(7) Please note: Rogers’ work does not appear on the Montreal Museum of Fine Arts website; however his work is in their collection, this was confirmed by a phone call, on February 27, 2014, with the MMFA Curatorial Service. M.D. Silverbrooke.
 
Sources:

A Concise History of Canadian Painting 3rd edition (2012), by Dennis Reid (see AskART book references)

Abstract Painting in Canada (2008), by Roald Nasgaard (see AskART book references)

From Drawing to Visual Culture – A History of Art Education in Canada (2006), edited by Harold Pearse (see AskART book references)

The Encyclopedia of Saskatchewan (2005), by Canadian Plains Research Center (see AskART book references)

Biographical Index of Artists in Canada (2003), by Evelyn de Rostaing McMann (see AskART book references)

Who's Who in American Art, 2001 – 2002 24th edition (2001), edited by Donald Bunton (see AskART book references)

Sights of Resistance: Approaches to Canadian Visual Culture (2001), by Robert James Belton (see AskART book references)

The Collector's Dictionary of Canadian Artists at Auction (2001), by Anthony R. Westbridge and Diana L. Bodnar (see AskART book references)

Who Was Who in American Art, 1564 – 1975 (1999), by Peter Hastings Falk (see AskART book references)

Canadian Art in the Twentieth Century (1999), by Joan Murray (see AskART book references)

Contemporary Canadian Artists (1997), edited by Robert Lang (see AskART book references)

The Collected Essays and Criticism: Modernism with a Vengeance, 1957 – 1969 (1995), by Clement Greenberg (see AskART book references)

Art and Architecture in Canada (1991), by Loren R. Lerner and Mary F. Williamson (see AskART book references)

A Dictionary of Canadian Artists, Volume 7, Rakos to Sadowski (1990), by Colin S. MacDonald (see AskART book references)

Cineplex Odeon: The First Ten Years (1989), by David Burnett (see AskART book references)

The Canadian Encyclopedia Second Edition (1988), edited by James H. Marsh (see AskART book references)

The Best Contemporary Canadian Art (1987), by Joan Murray (see AskART book references)

Visions – Contemporary Art in Canada (1983), edited by Robert Bringhurst, et al. (see AskART book references)

Contemporary Canadian Art (1983), by David Burnett and Marilyn Schiff (see AskART book references)

Who's Who in American Art 15th Edition (1982), by Jaques Cattell Press (see AskART book references)

Royal Canadian Academy of Arts: Exhibitions and Members, 1880 – 1979 (1981), by Evelyn de R. McMann (see AskART book references)

Modern Painting in Canada: Major Movements in Twentieth Century Canadian Art (1978), by Terry Fenton and Karen Wilkin (see AskART book references)

Painting in Canada: a history (1977), by J. Russell Harper (see AskART book references)

The Mountains and the Sky (1974), by Lorne E. Render (see AskART book references)

Creative Canada: A Biographical Dictionary of Twentieth Century Creative and Performing Arts (1972), by Helen M. Rodney (see AskART book references)

Canadian Art Today (1970), by William Townsend (see AskART book references)

Canadian Heritage Information Network* (website)

Library and Archives Canada (website)

Art Gallery of Ontario Research Library & Archives (website)

National Gallery of Canada (website)

Triangle Arts Association* (website)

Oeno Gallery, Bloomfield, Ontario (website)

ARTSask (website includes videos of Rogers teaching)

* For more in-depth information about these terms and others, see AskART.com.
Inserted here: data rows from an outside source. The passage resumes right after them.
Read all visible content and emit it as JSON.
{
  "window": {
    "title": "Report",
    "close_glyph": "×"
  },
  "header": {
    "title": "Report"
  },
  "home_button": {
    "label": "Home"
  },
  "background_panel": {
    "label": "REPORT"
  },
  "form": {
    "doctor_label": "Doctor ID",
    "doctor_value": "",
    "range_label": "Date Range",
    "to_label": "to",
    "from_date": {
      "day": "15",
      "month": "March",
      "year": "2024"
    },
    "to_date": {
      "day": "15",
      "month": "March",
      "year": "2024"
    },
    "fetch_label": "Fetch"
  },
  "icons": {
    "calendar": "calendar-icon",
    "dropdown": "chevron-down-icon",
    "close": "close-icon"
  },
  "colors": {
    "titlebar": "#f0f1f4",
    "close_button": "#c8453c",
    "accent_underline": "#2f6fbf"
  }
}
Glossary http://www.askart.com/AskART/lists/Art_Definition.aspx.

Written and contributed by M.D. Silverbrooke.
 
 
 
 
 


** If you discover credit omissions or have additional information to add, please let us know at registrar@AskART.com.
  go to top home | site map | site terms | AskART services & subscriptions | contact | about us
  copyright © 2000-2014 AskART all rights reserved ® AskART and Artists' Bluebook are registered trademarks
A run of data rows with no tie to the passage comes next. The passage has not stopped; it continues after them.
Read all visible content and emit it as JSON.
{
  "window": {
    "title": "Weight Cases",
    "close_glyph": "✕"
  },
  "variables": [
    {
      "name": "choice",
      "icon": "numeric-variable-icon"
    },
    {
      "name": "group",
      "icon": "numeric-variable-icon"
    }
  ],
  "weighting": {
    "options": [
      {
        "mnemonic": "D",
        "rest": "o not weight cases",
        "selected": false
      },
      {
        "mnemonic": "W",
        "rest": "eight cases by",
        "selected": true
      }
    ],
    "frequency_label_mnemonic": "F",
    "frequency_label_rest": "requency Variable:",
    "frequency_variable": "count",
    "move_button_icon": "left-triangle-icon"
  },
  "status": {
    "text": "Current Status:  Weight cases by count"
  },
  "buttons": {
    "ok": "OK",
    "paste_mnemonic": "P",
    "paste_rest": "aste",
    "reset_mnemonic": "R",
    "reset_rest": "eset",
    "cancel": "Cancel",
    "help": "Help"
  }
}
  A |  B |  C |  D-E |  F-G |  H |  I-K |  L |  M |  N-P |  Q-R |  S |  T-V |  W-Z  
  frequently searched artists 1, 2, more...  
  art appraisals, art for sale, auction records, misc artists